Problem statement:
Report every line of the records below that contains the word "name".

········

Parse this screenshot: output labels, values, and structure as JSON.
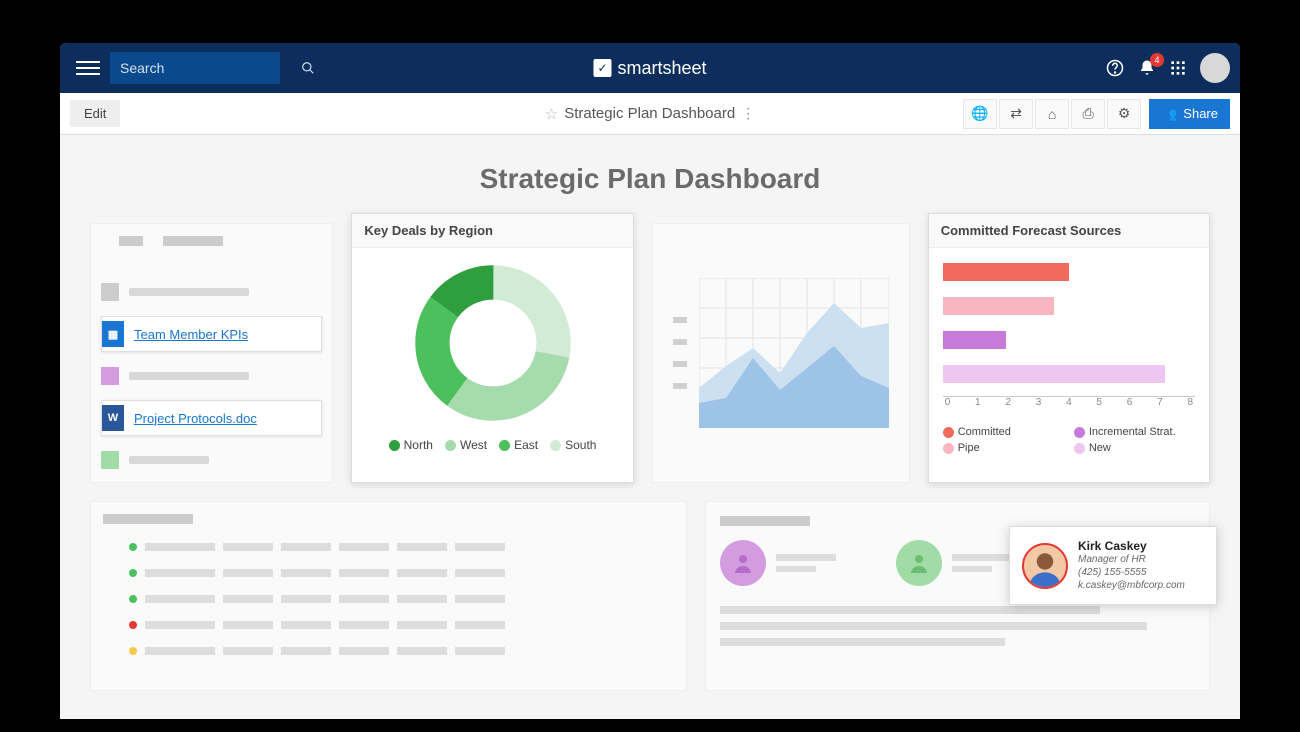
{
  "topbar": {
    "search_placeholder": "Search",
    "brand": "smartsheet",
    "notification_count": "4"
  },
  "subbar": {
    "edit_label": "Edit",
    "title": "Strategic Plan Dashboard",
    "share_label": "Share"
  },
  "page_title": "Strategic Plan Dashboard",
  "links_widget": {
    "link1": "Team Member KPIs",
    "link2": "Project Protocols.doc"
  },
  "donut_widget": {
    "title": "Key Deals by Region",
    "legend": {
      "north": "North",
      "west": "West",
      "east": "East",
      "south": "South"
    }
  },
  "bar_widget": {
    "title": "Committed Forecast Sources",
    "legend": {
      "committed": "Committed",
      "incremental": "Incremental Strat.",
      "pipe": "Pipe",
      "new": "New"
    },
    "ticks": [
      "0",
      "1",
      "2",
      "3",
      "4",
      "5",
      "6",
      "7",
      "8"
    ]
  },
  "contact": {
    "name": "Kirk Caskey",
    "role": "Manager of HR",
    "phone": "(425) 155-5555",
    "email": "k.caskey@mbfcorp.com"
  },
  "chart_data": [
    {
      "type": "pie",
      "title": "Key Deals by Region",
      "categories": [
        "North",
        "West",
        "East",
        "South"
      ],
      "values": [
        15,
        32,
        25,
        28
      ],
      "colors": [
        "#2e9e3f",
        "#a6dbae",
        "#4cc05d",
        "#d2ebd4"
      ]
    },
    {
      "type": "bar",
      "orientation": "horizontal",
      "title": "Committed Forecast Sources",
      "categories": [
        "Committed",
        "Pipe",
        "Incremental Strat.",
        "New"
      ],
      "values": [
        4.0,
        3.5,
        2.0,
        7.0
      ],
      "colors": [
        "#f16a5e",
        "#f7b6c0",
        "#c77ad9",
        "#edc6f2"
      ],
      "xlabel": "",
      "ylabel": "",
      "xlim": [
        0,
        8
      ]
    },
    {
      "type": "area",
      "note": "placeholder area chart, two stacked series, no labeled axes",
      "series": [
        {
          "name": "back",
          "values": [
            40,
            60,
            80,
            55,
            90,
            120,
            95,
            100
          ]
        },
        {
          "name": "front",
          "values": [
            25,
            30,
            65,
            35,
            55,
            75,
            50,
            40
          ]
        }
      ],
      "x": [
        1,
        2,
        3,
        4,
        5,
        6,
        7,
        8
      ],
      "ylim": [
        0,
        140
      ]
    }
  ]
}
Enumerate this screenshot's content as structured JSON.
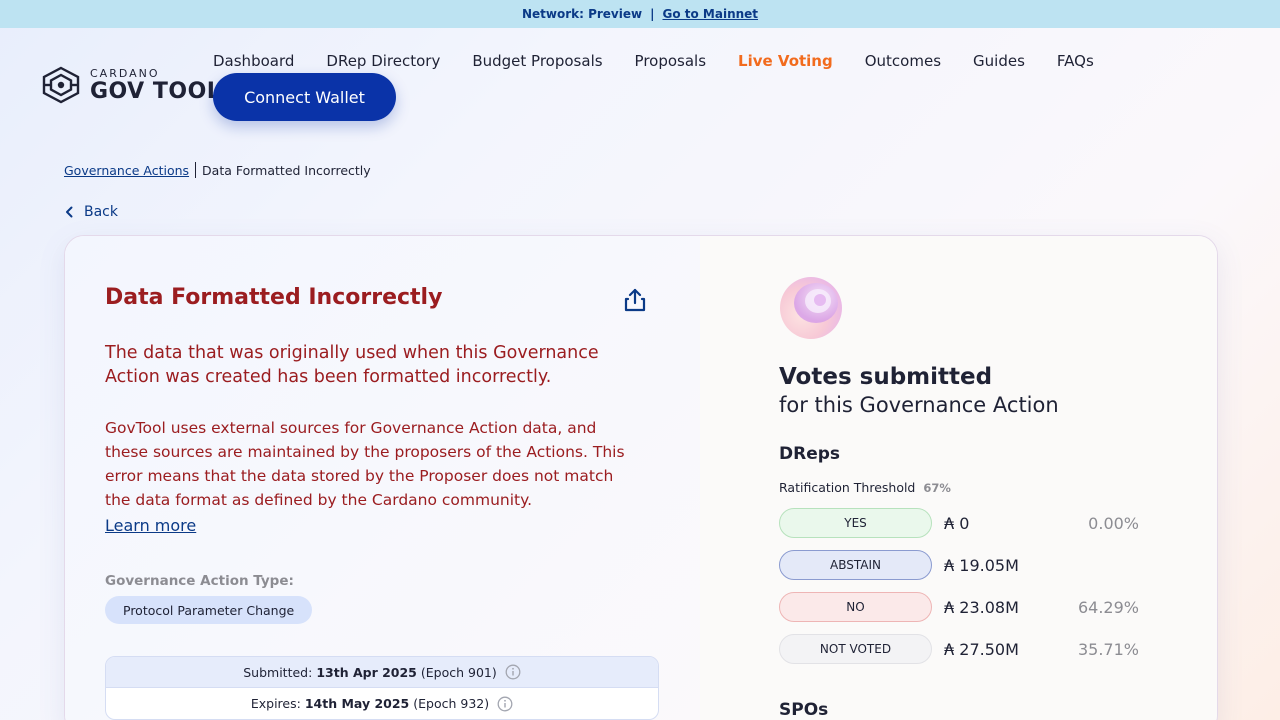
{
  "banner": {
    "network_label": "Network: Preview",
    "separator": "|",
    "mainnet_link": "Go to Mainnet"
  },
  "logo": {
    "small": "CARDANO",
    "big": "GOV TOOL"
  },
  "nav": {
    "items": [
      {
        "label": "Dashboard",
        "active": false
      },
      {
        "label": "DRep Directory",
        "active": false
      },
      {
        "label": "Budget Proposals",
        "active": false
      },
      {
        "label": "Proposals",
        "active": false
      },
      {
        "label": "Live Voting",
        "active": true
      },
      {
        "label": "Outcomes",
        "active": false
      },
      {
        "label": "Guides",
        "active": false
      },
      {
        "label": "FAQs",
        "active": false
      }
    ],
    "connect_wallet": "Connect Wallet",
    "active_color": "#f26b1d"
  },
  "breadcrumb": {
    "parent": "Governance Actions",
    "current": "Data Formatted Incorrectly"
  },
  "back_label": "Back",
  "action": {
    "title": "Data Formatted Incorrectly",
    "error_heading": "The data that was originally used when this Governance Action was created has been formatted incorrectly.",
    "error_body": "GovTool uses external sources for Governance Action data, and these sources are maintained by the proposers of the Actions. This error means that the data stored by the Proposer does not match the data format as defined by the Cardano community.",
    "learn_more": "Learn more",
    "type_label": "Governance Action Type:",
    "type_value": "Protocol Parameter Change",
    "submitted_label": "Submitted:",
    "submitted_date": "13th Apr 2025",
    "submitted_epoch": "(Epoch 901)",
    "expires_label": "Expires:",
    "expires_date": "14th May 2025",
    "expires_epoch": "(Epoch 932)",
    "error_color": "#9b1d20"
  },
  "votes": {
    "title": "Votes submitted",
    "subtitle": "for this Governance Action",
    "dreps_label": "DReps",
    "threshold_label": "Ratification Threshold",
    "threshold_value": "67%",
    "rows": [
      {
        "label": "YES",
        "amount": "₳ 0",
        "pct": "0.00%",
        "bg": "#eaf8ec",
        "border": "#b7e2bd"
      },
      {
        "label": "ABSTAIN",
        "amount": "₳ 19.05M",
        "pct": "",
        "bg": "#e4e9f8",
        "border": "#8b9bd0"
      },
      {
        "label": "NO",
        "amount": "₳ 23.08M",
        "pct": "64.29%",
        "bg": "#fbe9e9",
        "border": "#eeb5b5"
      },
      {
        "label": "NOT VOTED",
        "amount": "₳ 27.50M",
        "pct": "35.71%",
        "bg": "#f3f3f5",
        "border": "#e2e2e6"
      }
    ],
    "spos_label": "SPOs"
  }
}
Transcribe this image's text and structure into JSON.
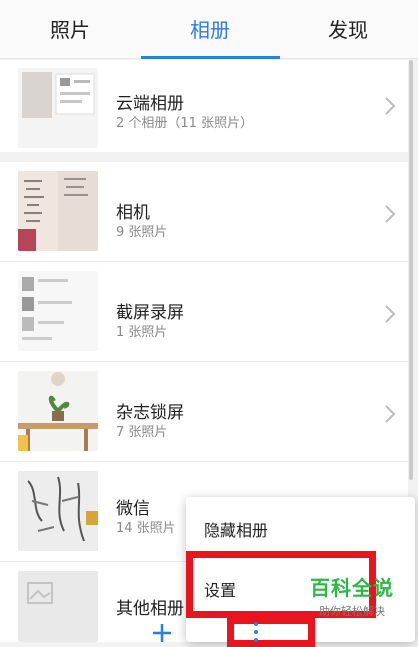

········

The answer:
    "name": "Kirk Caskey",
          "name": "back",
          "name": "front",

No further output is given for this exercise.